In this exercise, restate the listing word for word.

§

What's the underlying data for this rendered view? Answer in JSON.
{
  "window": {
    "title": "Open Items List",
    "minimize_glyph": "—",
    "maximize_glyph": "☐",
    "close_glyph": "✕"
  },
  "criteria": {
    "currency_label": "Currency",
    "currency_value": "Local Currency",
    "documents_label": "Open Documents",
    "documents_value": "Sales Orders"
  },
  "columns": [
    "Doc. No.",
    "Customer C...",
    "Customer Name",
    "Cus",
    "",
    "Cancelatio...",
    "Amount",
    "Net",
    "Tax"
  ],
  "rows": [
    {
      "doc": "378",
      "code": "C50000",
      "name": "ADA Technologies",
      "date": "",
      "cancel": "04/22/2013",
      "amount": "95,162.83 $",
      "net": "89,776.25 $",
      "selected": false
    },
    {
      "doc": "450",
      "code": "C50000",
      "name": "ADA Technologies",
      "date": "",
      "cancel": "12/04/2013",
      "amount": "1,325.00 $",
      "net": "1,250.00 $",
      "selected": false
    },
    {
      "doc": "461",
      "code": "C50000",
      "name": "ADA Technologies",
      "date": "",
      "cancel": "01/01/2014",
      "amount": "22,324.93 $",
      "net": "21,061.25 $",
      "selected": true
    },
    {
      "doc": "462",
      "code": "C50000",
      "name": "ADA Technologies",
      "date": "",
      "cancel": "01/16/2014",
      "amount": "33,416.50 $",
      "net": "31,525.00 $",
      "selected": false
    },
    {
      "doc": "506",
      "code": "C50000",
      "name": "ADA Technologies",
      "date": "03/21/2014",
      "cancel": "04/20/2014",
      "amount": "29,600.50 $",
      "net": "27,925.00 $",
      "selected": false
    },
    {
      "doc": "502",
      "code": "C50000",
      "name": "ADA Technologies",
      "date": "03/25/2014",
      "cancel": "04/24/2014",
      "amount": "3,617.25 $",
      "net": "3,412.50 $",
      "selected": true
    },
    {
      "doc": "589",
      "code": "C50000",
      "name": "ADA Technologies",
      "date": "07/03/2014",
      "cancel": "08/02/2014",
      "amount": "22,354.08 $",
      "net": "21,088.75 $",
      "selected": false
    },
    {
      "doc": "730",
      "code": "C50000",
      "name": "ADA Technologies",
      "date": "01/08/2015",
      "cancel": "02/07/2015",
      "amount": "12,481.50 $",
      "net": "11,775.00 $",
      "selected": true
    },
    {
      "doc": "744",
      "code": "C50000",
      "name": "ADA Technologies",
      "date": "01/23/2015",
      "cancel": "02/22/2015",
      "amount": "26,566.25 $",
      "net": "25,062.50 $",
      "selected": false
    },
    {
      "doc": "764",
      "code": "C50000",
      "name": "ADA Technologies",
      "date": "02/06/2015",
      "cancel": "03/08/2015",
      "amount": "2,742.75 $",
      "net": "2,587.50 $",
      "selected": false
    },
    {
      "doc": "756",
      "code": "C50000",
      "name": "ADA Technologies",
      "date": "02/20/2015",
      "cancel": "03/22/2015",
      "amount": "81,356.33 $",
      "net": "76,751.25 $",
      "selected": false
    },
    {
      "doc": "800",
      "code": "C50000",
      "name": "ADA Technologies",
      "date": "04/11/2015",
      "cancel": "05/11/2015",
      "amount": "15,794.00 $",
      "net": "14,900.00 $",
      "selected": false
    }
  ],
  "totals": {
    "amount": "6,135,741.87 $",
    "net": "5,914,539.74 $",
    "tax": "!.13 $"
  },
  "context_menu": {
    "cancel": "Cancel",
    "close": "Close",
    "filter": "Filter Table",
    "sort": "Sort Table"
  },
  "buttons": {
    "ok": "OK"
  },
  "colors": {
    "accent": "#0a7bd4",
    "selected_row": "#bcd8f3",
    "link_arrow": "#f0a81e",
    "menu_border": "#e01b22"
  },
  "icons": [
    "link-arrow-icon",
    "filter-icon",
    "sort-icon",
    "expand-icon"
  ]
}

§

*EXERCISE RESULT*
What's the underlying data for this rendered view? Answer in JSON.
{
  "window": {
    "title": "Open Items List",
    "minimize_glyph": "—",
    "maximize_glyph": "☐",
    "close_glyph": "✕"
  },
  "criteria": {
    "currency_label": "Currency",
    "currency_value": "Local Currency",
    "documents_label": "Open Documents",
    "documents_value": "Sales Orders"
  },
  "columns": [
    "Doc. No.",
    "Customer C...",
    "Customer Name",
    "Cus",
    "",
    "Cancelatio...",
    "Amount",
    "Net",
    "Tax"
  ],
  "rows": [
    {
      "doc": "378",
      "code": "C50000",
      "name": "ADA Technologies",
      "date": "",
      "cancel": "04/22/2013",
      "amount": "95,162.83 $",
      "net": "89,776.25 $",
      "selected": false
    },
    {
      "doc": "450",
      "code": "C50000",
      "name": "ADA Technologies",
      "date": "",
      "cancel": "12/04/2013",
      "amount": "1,325.00 $",
      "net": "1,250.00 $",
      "selected": false
    },
    {
      "doc": "461",
      "code": "C50000",
      "name": "ADA Technologies",
      "date": "",
      "cancel": "01/01/2014",
      "amount": "22,324.93 $",
      "net": "21,061.25 $",
      "selected": true
    },
    {
      "doc": "462",
      "code": "C50000",
      "name": "ADA Technologies",
      "date": "",
      "cancel": "01/16/2014",
      "amount": "33,416.50 $",
      "net": "31,525.00 $",
      "selected": false
    },
    {
      "doc": "506",
      "code": "C50000",
      "name": "ADA Technologies",
      "date": "03/21/2014",
      "cancel": "04/20/2014",
      "amount": "29,600.50 $",
      "net": "27,925.00 $",
      "selected": false
    },
    {
      "doc": "502",
      "code": "C50000",
      "name": "ADA Technologies",
      "date": "03/25/2014",
      "cancel": "04/24/2014",
      "amount": "3,617.25 $",
      "net": "3,412.50 $",
      "selected": true
    },
    {
      "doc": "589",
      "code": "C50000",
      "name": "ADA Technologies",
      "date": "07/03/2014",
      "cancel": "08/02/2014",
      "amount": "22,354.08 $",
      "net": "21,088.75 $",
      "selected": false
    },
    {
      "doc": "730",
      "code": "C50000",
      "name": "ADA Technologies",
      "date": "01/08/2015",
      "cancel": "02/07/2015",
      "amount": "12,481.50 $",
      "net": "11,775.00 $",
      "selected": true
    },
    {
      "doc": "744",
      "code": "C50000",
      "name": "ADA Technologies",
      "date": "01/23/2015",
      "cancel": "02/22/2015",
      "amount": "26,566.25 $",
      "net": "25,062.50 $",
      "selected": false
    },
    {
      "doc": "764",
      "code": "C50000",
      "name": "ADA Technologies",
      "date": "02/06/2015",
      "cancel": "03/08/2015",
      "amount": "2,742.75 $",
      "net": "2,587.50 $",
      "selected": false
    },
    {
      "doc": "756",
      "code": "C50000",
      "name": "ADA Technologies",
      "date": "02/20/2015",
      "cancel": "03/22/2015",
      "amount": "81,356.33 $",
      "net": "76,751.25 $",
      "selected": false
    },
    {
      "doc": "800",
      "code": "C50000",
      "name": "ADA Technologies",
      "date": "04/11/2015",
      "cancel": "05/11/2015",
      "amount": "15,794.00 $",
      "net": "14,900.00 $",
      "selected": false
    }
  ],
  "totals": {
    "amount": "6,135,741.87 $",
    "net": "5,914,539.74 $",
    "tax": "!.13 $"
  },
  "context_menu": {
    "cancel": "Cancel",
    "close": "Close",
    "filter": "Filter Table",
    "sort": "Sort Table"
  },
  "buttons": {
    "ok": "OK"
  },
  "colors": {
    "accent": "#0a7bd4",
    "selected_row": "#bcd8f3",
    "link_arrow": "#f0a81e",
    "menu_border": "#e01b22"
  },
  "icons": [
    "link-arrow-icon",
    "filter-icon",
    "sort-icon",
    "expand-icon"
  ]
}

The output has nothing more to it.